(Dataset entries)
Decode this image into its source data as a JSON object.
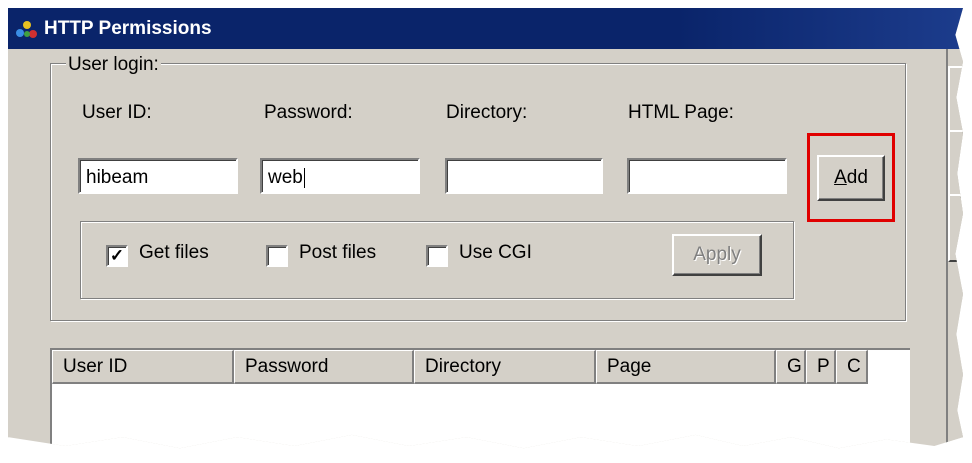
{
  "window": {
    "title": "HTTP Permissions"
  },
  "user_login": {
    "group_label": "User login:",
    "user_id_label": "User ID:",
    "user_id_value": "hibeam",
    "password_label": "Password:",
    "password_value": "web",
    "directory_label": "Directory:",
    "directory_value": "",
    "html_page_label": "HTML Page:",
    "html_page_value": "",
    "add_label_accel": "A",
    "add_label_rest": "dd"
  },
  "options": {
    "get_files": {
      "label": "Get files",
      "checked": true
    },
    "post_files": {
      "label": "Post files",
      "checked": false
    },
    "use_cgi": {
      "label": "Use CGI",
      "checked": false
    },
    "apply_label": "Apply"
  },
  "list": {
    "columns": [
      "User ID",
      "Password",
      "Directory",
      "Page",
      "G",
      "P",
      "C"
    ]
  },
  "colors": {
    "highlight": "#e00000",
    "titlebar": "#0a246a",
    "face": "#d4d0c8"
  }
}
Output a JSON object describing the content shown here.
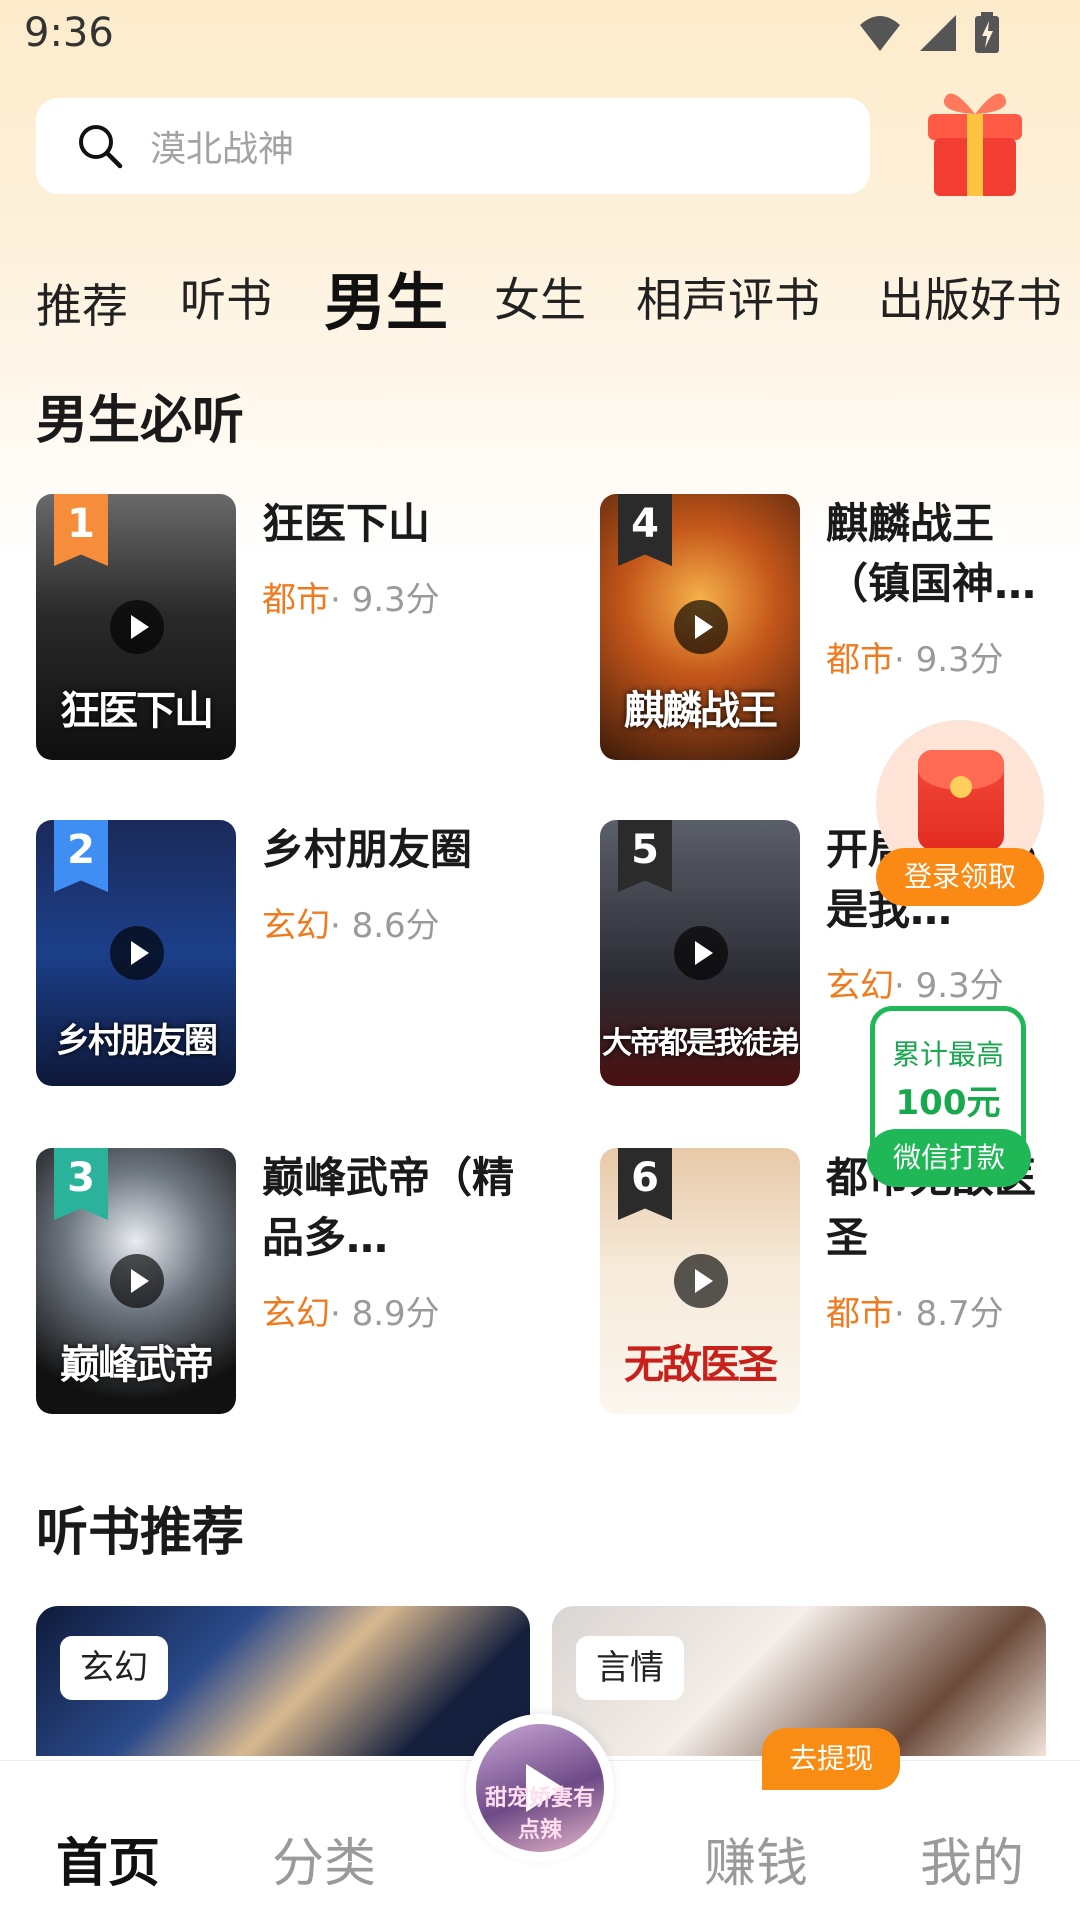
{
  "status_bar": {
    "time": "9:36"
  },
  "search": {
    "placeholder": "漠北战神"
  },
  "tabs": [
    "推荐",
    "听书",
    "男生",
    "女生",
    "相声评书",
    "出版好书"
  ],
  "active_tab": "男生",
  "section1": {
    "title": "男生必听",
    "books": [
      {
        "rank": "1",
        "title": "狂医下山",
        "genre": "都市",
        "score": "· 9.3分",
        "cover_text": "狂医下山"
      },
      {
        "rank": "4",
        "title": "麒麟战王（镇国神…",
        "genre": "都市",
        "score": "· 9.3分",
        "cover_text": "麒麟战王"
      },
      {
        "rank": "2",
        "title": "乡村朋友圈",
        "genre": "玄幻",
        "score": "· 8.6分",
        "cover_text": "乡村朋友圈"
      },
      {
        "rank": "5",
        "title": "开局大帝都是我…",
        "genre": "玄幻",
        "score": "· 9.3分",
        "cover_text": "大帝都是我徒弟"
      },
      {
        "rank": "3",
        "title": "巅峰武帝（精品多…",
        "genre": "玄幻",
        "score": "· 8.9分",
        "cover_text": "巅峰武帝"
      },
      {
        "rank": "6",
        "title": "都市无敌医圣",
        "genre": "都市",
        "score": "· 8.7分",
        "cover_text": "无敌医圣"
      }
    ]
  },
  "section2": {
    "title": "听书推荐",
    "cards": [
      {
        "tag": "玄幻"
      },
      {
        "tag": "言情"
      }
    ]
  },
  "floating": {
    "redpacket_label": "登录领取",
    "cash_line1": "累计最高",
    "cash_line2": "100元",
    "cash_button": "微信打款"
  },
  "bottom_nav": {
    "home": "首页",
    "category": "分类",
    "earn": "赚钱",
    "mine": "我的",
    "withdraw_badge": "去提现",
    "player_cover_text": "甜宠娇妻有点辣"
  },
  "colors": {
    "accent_orange": "#f07b1e",
    "green": "#20b757",
    "rank1": "#f58d3a",
    "rank2": "#3f8ef3",
    "rank3": "#2ab39a",
    "rank_other": "#2b2b2b"
  }
}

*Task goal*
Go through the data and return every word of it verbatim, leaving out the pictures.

*Your response*
Decode this image into its source data as a JSON object.
{
  "window": {
    "title": "HTTP Permissions"
  },
  "user_login": {
    "group_label": "User login:",
    "user_id_label": "User ID:",
    "user_id_value": "hibeam",
    "password_label": "Password:",
    "password_value": "web",
    "directory_label": "Directory:",
    "directory_value": "",
    "html_page_label": "HTML Page:",
    "html_page_value": "",
    "add_label_accel": "A",
    "add_label_rest": "dd"
  },
  "options": {
    "get_files": {
      "label": "Get files",
      "checked": true
    },
    "post_files": {
      "label": "Post files",
      "checked": false
    },
    "use_cgi": {
      "label": "Use CGI",
      "checked": false
    },
    "apply_label": "Apply"
  },
  "list": {
    "columns": [
      "User ID",
      "Password",
      "Directory",
      "Page",
      "G",
      "P",
      "C"
    ]
  },
  "colors": {
    "highlight": "#e00000",
    "titlebar": "#0a246a",
    "face": "#d4d0c8"
  }
}
Output a JSON object describing the content shown here.
{
  "status_bar": {
    "time": "9:36"
  },
  "search": {
    "placeholder": "漠北战神"
  },
  "tabs": [
    "推荐",
    "听书",
    "男生",
    "女生",
    "相声评书",
    "出版好书"
  ],
  "active_tab": "男生",
  "section1": {
    "title": "男生必听",
    "books": [
      {
        "rank": "1",
        "title": "狂医下山",
        "genre": "都市",
        "score": "· 9.3分",
        "cover_text": "狂医下山"
      },
      {
        "rank": "4",
        "title": "麒麟战王（镇国神…",
        "genre": "都市",
        "score": "· 9.3分",
        "cover_text": "麒麟战王"
      },
      {
        "rank": "2",
        "title": "乡村朋友圈",
        "genre": "玄幻",
        "score": "· 8.6分",
        "cover_text": "乡村朋友圈"
      },
      {
        "rank": "5",
        "title": "开局大帝都是我…",
        "genre": "玄幻",
        "score": "· 9.3分",
        "cover_text": "大帝都是我徒弟"
      },
      {
        "rank": "3",
        "title": "巅峰武帝（精品多…",
        "genre": "玄幻",
        "score": "· 8.9分",
        "cover_text": "巅峰武帝"
      },
      {
        "rank": "6",
        "title": "都市无敌医圣",
        "genre": "都市",
        "score": "· 8.7分",
        "cover_text": "无敌医圣"
      }
    ]
  },
  "section2": {
    "title": "听书推荐",
    "cards": [
      {
        "tag": "玄幻"
      },
      {
        "tag": "言情"
      }
    ]
  },
  "floating": {
    "redpacket_label": "登录领取",
    "cash_line1": "累计最高",
    "cash_line2": "100元",
    "cash_button": "微信打款"
  },
  "bottom_nav": {
    "home": "首页",
    "category": "分类",
    "earn": "赚钱",
    "mine": "我的",
    "withdraw_badge": "去提现",
    "player_cover_text": "甜宠娇妻有点辣"
  },
  "colors": {
    "accent_orange": "#f07b1e",
    "green": "#20b757",
    "rank1": "#f58d3a",
    "rank2": "#3f8ef3",
    "rank3": "#2ab39a",
    "rank_other": "#2b2b2b"
  }
}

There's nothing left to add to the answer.